[Data supplied — start]

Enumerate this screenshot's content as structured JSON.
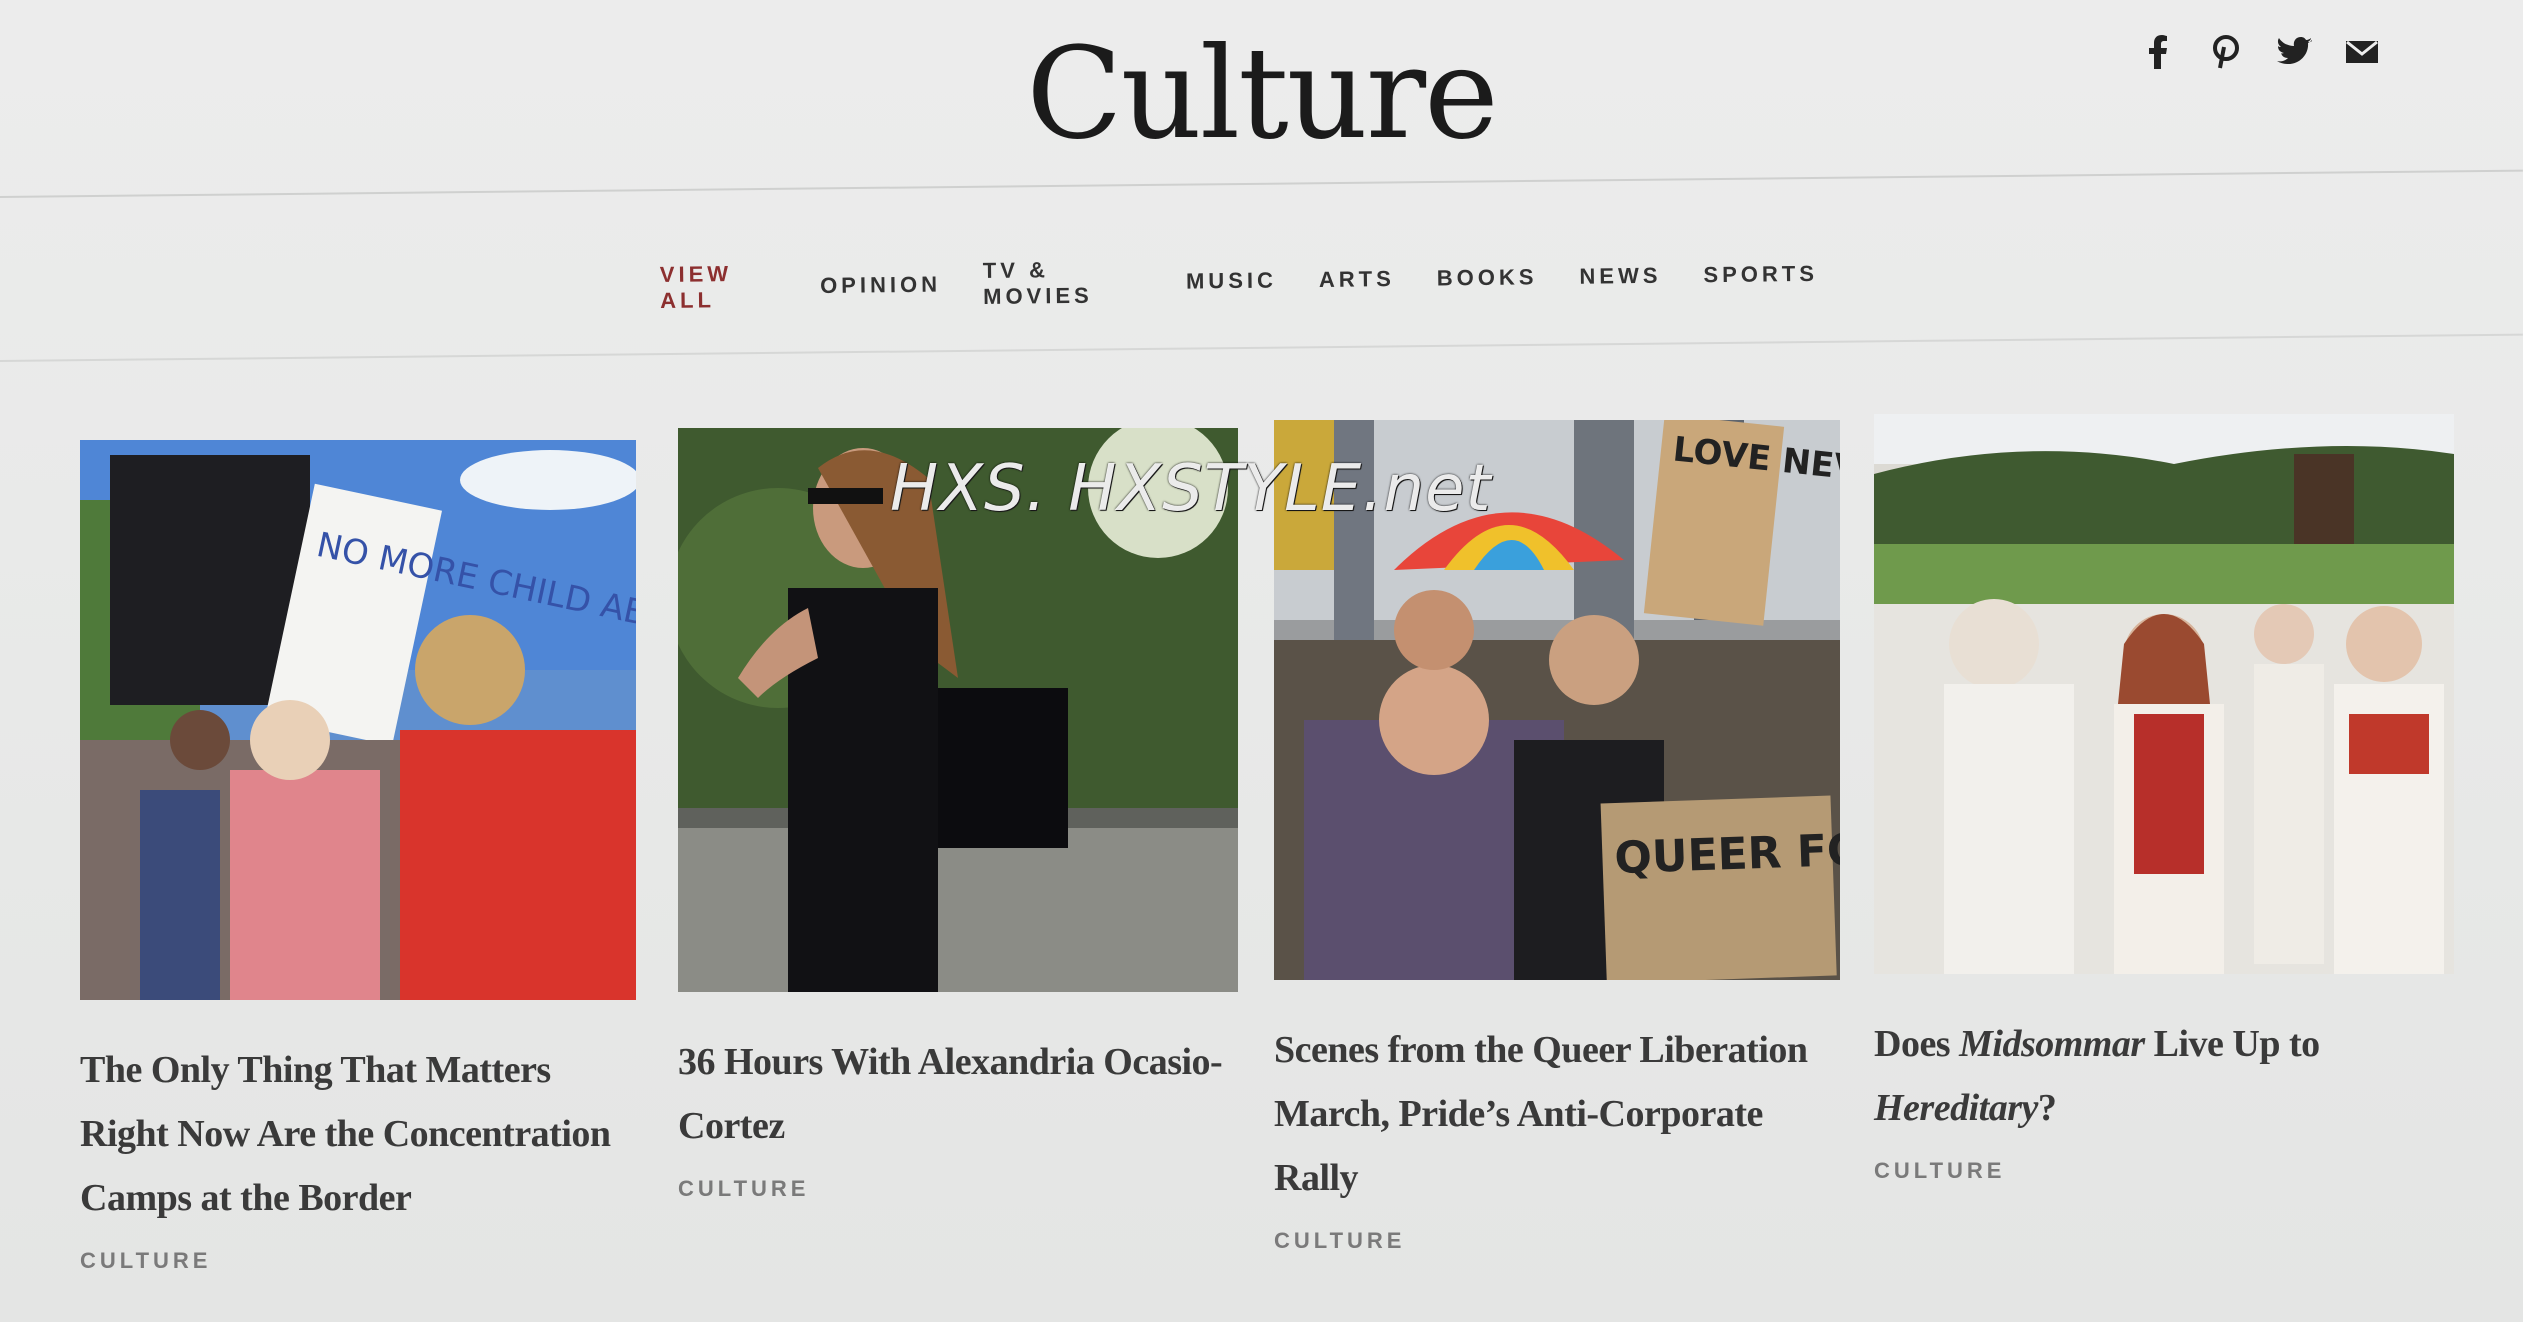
{
  "header": {
    "title": "Culture",
    "social": [
      "facebook-icon",
      "pinterest-icon",
      "twitter-icon",
      "email-icon"
    ]
  },
  "nav": {
    "items": [
      "VIEW ALL",
      "OPINION",
      "TV & MOVIES",
      "MUSIC",
      "ARTS",
      "BOOKS",
      "NEWS",
      "SPORTS"
    ],
    "active": "VIEW ALL",
    "active_color": "#8c2f2f"
  },
  "watermark": "HXS. HXSTYLE.net",
  "cards": [
    {
      "headline": "The Only Thing That Matters Right Now Are the Concentration Camps at the Border",
      "label": "CULTURE",
      "sign_text": "NO MORE CHILD ABUSE IN OUR NAME"
    },
    {
      "headline": "36 Hours With Alexandria Ocasio-Cortez",
      "label": "CULTURE"
    },
    {
      "headline": "Scenes from the Queer Liberation March, Pride’s Anti-Corporate Rally",
      "label": "CULTURE",
      "sign_top": "LOVE NEVER FAILS",
      "sign_bottom": "QUEER FOREVER"
    },
    {
      "headline_pre": "Does ",
      "headline_em1": "Midsommar",
      "headline_mid": " Live Up to ",
      "headline_em2": "Hereditary",
      "headline_post": "?",
      "label": "CULTURE"
    }
  ]
}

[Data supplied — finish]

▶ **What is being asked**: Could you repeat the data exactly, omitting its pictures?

▶ **Task result**:
Enumerate this screenshot's content as structured JSON.
{
  "header": {
    "title": "Culture",
    "social": [
      "facebook-icon",
      "pinterest-icon",
      "twitter-icon",
      "email-icon"
    ]
  },
  "nav": {
    "items": [
      "VIEW ALL",
      "OPINION",
      "TV & MOVIES",
      "MUSIC",
      "ARTS",
      "BOOKS",
      "NEWS",
      "SPORTS"
    ],
    "active": "VIEW ALL",
    "active_color": "#8c2f2f"
  },
  "watermark": "HXS. HXSTYLE.net",
  "cards": [
    {
      "headline": "The Only Thing That Matters Right Now Are the Concentration Camps at the Border",
      "label": "CULTURE",
      "sign_text": "NO MORE CHILD ABUSE IN OUR NAME"
    },
    {
      "headline": "36 Hours With Alexandria Ocasio-Cortez",
      "label": "CULTURE"
    },
    {
      "headline": "Scenes from the Queer Liberation March, Pride’s Anti-Corporate Rally",
      "label": "CULTURE",
      "sign_top": "LOVE NEVER FAILS",
      "sign_bottom": "QUEER FOREVER"
    },
    {
      "headline_pre": "Does ",
      "headline_em1": "Midsommar",
      "headline_mid": " Live Up to ",
      "headline_em2": "Hereditary",
      "headline_post": "?",
      "label": "CULTURE"
    }
  ]
}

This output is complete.